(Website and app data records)

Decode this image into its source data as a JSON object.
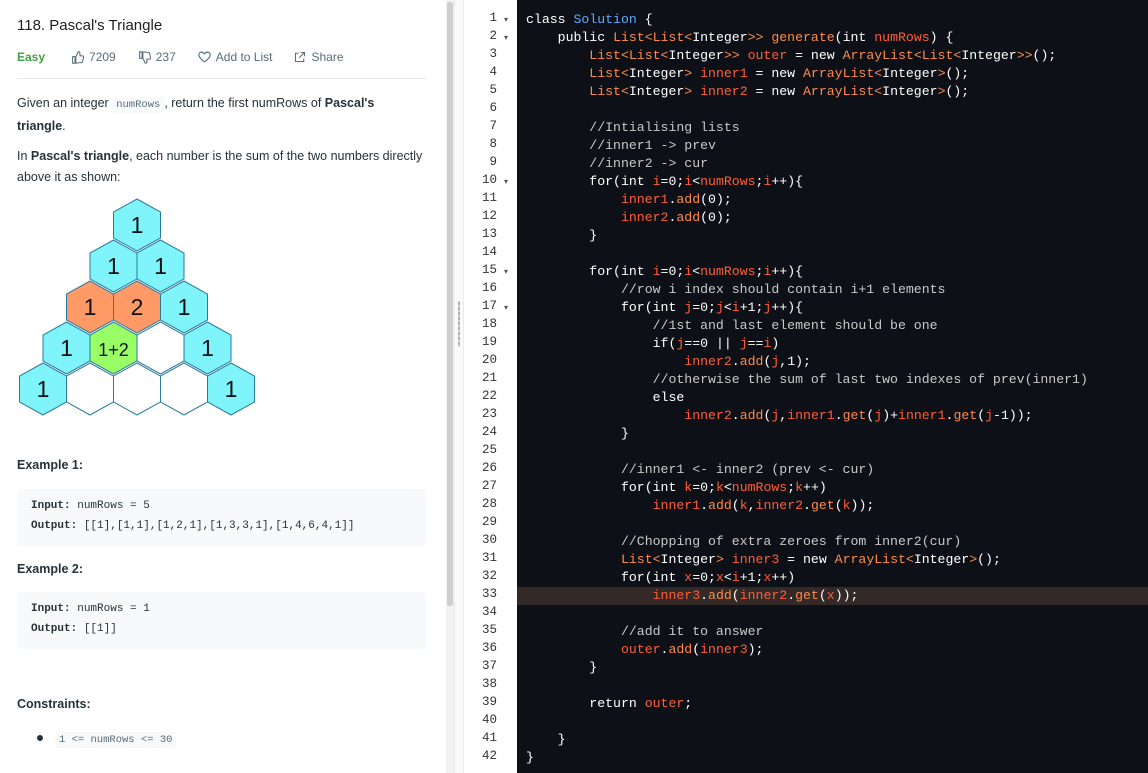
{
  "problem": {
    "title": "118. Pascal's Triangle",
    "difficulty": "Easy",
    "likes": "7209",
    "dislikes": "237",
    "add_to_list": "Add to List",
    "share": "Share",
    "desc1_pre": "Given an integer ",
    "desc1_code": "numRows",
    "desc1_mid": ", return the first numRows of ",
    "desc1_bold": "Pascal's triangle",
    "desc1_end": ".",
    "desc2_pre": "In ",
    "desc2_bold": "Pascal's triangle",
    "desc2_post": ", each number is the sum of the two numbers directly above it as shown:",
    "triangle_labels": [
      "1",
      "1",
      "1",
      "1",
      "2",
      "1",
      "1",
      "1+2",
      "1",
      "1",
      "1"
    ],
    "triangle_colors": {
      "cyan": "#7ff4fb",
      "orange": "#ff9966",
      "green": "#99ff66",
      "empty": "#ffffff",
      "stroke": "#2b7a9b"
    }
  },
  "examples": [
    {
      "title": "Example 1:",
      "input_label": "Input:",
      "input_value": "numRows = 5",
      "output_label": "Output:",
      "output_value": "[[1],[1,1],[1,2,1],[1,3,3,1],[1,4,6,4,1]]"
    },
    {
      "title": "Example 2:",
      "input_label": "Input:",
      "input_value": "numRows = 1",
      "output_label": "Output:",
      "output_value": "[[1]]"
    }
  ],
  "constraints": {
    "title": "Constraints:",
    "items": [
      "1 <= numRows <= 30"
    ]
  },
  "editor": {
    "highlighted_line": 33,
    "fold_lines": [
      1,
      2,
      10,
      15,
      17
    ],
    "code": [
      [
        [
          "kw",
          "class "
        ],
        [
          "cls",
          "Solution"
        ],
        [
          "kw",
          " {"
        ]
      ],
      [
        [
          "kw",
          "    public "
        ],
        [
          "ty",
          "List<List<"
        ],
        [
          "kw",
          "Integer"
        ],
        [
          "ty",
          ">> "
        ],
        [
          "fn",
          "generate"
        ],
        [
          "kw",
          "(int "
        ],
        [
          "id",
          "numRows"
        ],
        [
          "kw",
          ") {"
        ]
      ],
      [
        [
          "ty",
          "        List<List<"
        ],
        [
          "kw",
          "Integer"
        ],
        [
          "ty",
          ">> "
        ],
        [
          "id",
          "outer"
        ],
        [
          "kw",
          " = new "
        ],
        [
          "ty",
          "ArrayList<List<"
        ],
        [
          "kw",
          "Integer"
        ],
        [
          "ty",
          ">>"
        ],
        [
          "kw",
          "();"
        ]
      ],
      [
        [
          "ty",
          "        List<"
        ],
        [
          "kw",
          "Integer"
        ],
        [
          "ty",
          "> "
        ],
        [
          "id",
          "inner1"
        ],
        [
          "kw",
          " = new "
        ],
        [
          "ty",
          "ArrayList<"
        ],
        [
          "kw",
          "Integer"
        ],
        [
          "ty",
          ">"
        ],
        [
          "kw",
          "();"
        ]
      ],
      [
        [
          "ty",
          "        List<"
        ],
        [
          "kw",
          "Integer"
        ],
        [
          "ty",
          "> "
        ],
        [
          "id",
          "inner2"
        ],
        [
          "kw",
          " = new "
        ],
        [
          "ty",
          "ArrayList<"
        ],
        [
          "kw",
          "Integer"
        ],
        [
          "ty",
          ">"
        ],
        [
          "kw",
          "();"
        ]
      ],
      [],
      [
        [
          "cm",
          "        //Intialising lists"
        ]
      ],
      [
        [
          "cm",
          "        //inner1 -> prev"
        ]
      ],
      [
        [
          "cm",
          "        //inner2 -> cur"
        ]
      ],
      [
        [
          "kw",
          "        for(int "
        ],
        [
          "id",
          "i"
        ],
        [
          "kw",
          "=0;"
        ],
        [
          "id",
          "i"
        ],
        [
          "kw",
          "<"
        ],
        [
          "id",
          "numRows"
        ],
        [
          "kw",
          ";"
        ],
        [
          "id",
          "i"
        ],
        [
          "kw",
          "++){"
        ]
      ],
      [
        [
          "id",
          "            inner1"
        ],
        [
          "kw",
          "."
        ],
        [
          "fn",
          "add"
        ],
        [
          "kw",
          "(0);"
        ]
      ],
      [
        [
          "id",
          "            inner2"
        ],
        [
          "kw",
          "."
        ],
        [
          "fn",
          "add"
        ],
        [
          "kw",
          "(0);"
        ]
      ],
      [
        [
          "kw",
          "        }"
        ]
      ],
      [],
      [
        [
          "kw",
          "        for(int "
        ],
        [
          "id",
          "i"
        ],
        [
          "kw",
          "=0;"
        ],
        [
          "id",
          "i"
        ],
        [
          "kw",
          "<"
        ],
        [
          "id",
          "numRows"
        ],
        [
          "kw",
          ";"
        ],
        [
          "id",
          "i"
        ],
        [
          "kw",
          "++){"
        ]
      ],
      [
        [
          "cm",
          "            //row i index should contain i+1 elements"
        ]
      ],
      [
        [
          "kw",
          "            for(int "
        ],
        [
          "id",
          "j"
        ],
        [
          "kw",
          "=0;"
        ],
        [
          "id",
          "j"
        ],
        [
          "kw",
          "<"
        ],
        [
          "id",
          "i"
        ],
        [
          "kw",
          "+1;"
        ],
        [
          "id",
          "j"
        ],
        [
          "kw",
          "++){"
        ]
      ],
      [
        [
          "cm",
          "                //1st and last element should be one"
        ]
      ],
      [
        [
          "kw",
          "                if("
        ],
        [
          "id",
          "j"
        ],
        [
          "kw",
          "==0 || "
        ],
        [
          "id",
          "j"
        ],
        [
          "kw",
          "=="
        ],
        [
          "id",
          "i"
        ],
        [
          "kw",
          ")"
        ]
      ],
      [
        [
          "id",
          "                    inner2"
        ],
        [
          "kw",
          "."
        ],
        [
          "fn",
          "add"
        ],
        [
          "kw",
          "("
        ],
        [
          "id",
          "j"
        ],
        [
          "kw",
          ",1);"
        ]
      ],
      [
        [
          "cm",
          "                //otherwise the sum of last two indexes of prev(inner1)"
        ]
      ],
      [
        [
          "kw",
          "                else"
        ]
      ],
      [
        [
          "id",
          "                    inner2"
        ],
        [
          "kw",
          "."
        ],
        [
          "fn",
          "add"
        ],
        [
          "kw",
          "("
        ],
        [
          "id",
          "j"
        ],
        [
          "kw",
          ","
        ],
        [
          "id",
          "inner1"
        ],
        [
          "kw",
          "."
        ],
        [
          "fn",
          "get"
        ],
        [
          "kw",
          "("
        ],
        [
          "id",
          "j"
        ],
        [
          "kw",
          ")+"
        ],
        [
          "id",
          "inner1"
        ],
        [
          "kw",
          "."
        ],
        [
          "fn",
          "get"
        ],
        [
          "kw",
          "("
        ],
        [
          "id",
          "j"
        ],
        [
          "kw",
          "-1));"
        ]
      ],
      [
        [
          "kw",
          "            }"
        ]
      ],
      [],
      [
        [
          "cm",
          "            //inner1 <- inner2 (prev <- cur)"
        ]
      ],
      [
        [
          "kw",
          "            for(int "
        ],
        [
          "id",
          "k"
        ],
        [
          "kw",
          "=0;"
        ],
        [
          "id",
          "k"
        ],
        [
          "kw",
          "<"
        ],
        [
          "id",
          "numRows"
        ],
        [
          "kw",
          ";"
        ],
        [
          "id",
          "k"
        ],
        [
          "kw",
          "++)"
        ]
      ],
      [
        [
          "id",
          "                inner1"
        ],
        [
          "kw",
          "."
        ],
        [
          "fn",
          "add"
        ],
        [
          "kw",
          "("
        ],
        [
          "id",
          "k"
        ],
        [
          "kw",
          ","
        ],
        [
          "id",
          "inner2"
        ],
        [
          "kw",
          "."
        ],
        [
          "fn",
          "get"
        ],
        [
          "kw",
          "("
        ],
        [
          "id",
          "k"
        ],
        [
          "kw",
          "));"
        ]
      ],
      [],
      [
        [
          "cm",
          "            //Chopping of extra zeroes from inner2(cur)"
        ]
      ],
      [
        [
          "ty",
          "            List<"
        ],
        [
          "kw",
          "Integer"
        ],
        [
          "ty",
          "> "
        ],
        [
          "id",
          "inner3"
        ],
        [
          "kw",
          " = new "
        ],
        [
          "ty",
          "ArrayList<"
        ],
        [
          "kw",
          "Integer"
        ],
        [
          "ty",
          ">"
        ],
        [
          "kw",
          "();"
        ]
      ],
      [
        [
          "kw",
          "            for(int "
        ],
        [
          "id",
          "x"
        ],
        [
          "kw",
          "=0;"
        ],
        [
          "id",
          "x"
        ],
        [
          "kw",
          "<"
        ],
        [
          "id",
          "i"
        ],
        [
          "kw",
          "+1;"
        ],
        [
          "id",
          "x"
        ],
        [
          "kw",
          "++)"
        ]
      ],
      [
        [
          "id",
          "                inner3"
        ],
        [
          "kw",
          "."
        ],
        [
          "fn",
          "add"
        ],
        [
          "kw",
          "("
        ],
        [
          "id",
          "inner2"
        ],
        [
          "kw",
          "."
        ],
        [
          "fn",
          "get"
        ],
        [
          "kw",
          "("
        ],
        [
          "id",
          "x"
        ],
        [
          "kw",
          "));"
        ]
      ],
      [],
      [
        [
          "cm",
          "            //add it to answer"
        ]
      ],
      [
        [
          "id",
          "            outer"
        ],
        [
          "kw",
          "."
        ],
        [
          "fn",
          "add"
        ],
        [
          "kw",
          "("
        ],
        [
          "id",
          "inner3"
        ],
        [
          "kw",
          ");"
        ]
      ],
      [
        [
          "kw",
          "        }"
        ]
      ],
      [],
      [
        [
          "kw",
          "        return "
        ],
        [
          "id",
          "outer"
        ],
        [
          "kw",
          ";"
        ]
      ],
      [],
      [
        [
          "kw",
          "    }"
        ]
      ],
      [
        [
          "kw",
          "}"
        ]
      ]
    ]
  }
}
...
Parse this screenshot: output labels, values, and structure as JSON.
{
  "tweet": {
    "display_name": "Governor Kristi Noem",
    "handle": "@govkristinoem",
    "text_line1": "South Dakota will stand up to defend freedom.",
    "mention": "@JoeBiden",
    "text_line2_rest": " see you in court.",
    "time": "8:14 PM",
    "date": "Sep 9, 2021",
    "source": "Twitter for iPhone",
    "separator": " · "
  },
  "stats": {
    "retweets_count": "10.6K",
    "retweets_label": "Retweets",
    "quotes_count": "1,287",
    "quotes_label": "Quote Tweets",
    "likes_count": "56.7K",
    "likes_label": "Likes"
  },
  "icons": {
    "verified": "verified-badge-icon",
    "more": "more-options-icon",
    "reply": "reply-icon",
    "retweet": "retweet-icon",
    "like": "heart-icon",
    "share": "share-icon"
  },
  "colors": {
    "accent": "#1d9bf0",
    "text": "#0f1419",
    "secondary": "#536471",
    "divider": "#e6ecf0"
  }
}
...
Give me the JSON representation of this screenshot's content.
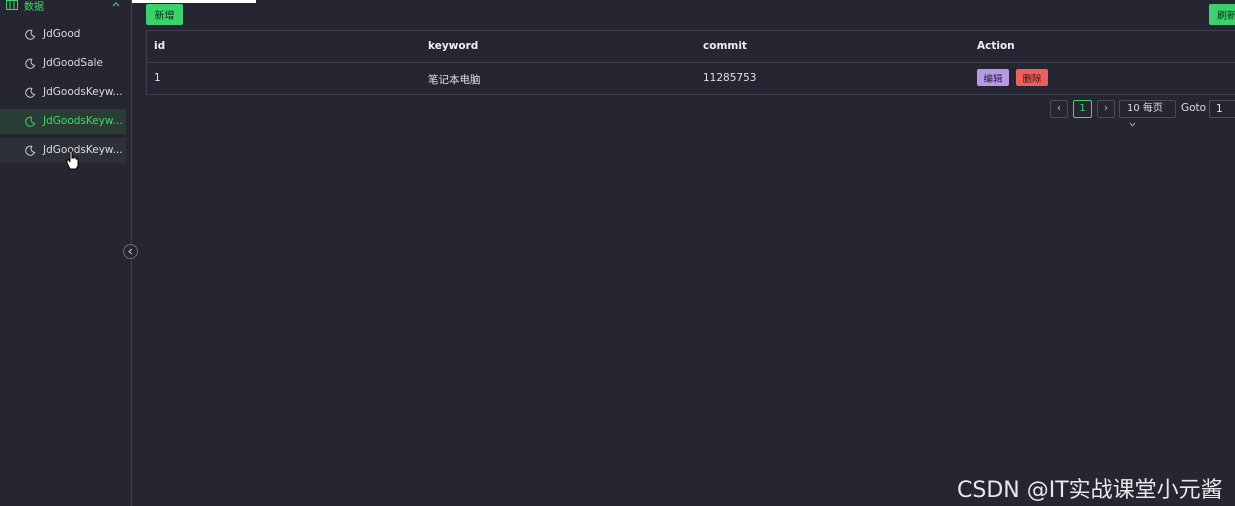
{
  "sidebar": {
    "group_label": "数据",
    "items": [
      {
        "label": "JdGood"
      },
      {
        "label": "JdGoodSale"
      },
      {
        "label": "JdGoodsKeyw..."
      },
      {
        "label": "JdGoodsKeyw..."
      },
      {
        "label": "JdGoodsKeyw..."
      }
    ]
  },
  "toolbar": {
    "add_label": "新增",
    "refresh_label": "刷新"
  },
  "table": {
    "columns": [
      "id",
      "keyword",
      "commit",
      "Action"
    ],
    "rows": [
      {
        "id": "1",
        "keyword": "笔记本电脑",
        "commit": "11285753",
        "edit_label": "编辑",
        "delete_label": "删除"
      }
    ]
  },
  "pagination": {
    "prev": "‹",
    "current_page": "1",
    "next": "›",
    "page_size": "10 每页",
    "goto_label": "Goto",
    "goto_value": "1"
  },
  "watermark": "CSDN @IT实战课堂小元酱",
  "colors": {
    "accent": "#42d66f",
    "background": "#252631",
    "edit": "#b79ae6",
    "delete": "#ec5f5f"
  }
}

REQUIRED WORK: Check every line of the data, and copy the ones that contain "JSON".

OUTPUT BELOW:
Decode this image into its source data as a JSON object.
Parse this screenshot: output labels, values, and structure as JSON.
Give me the JSON representation of this screenshot's content.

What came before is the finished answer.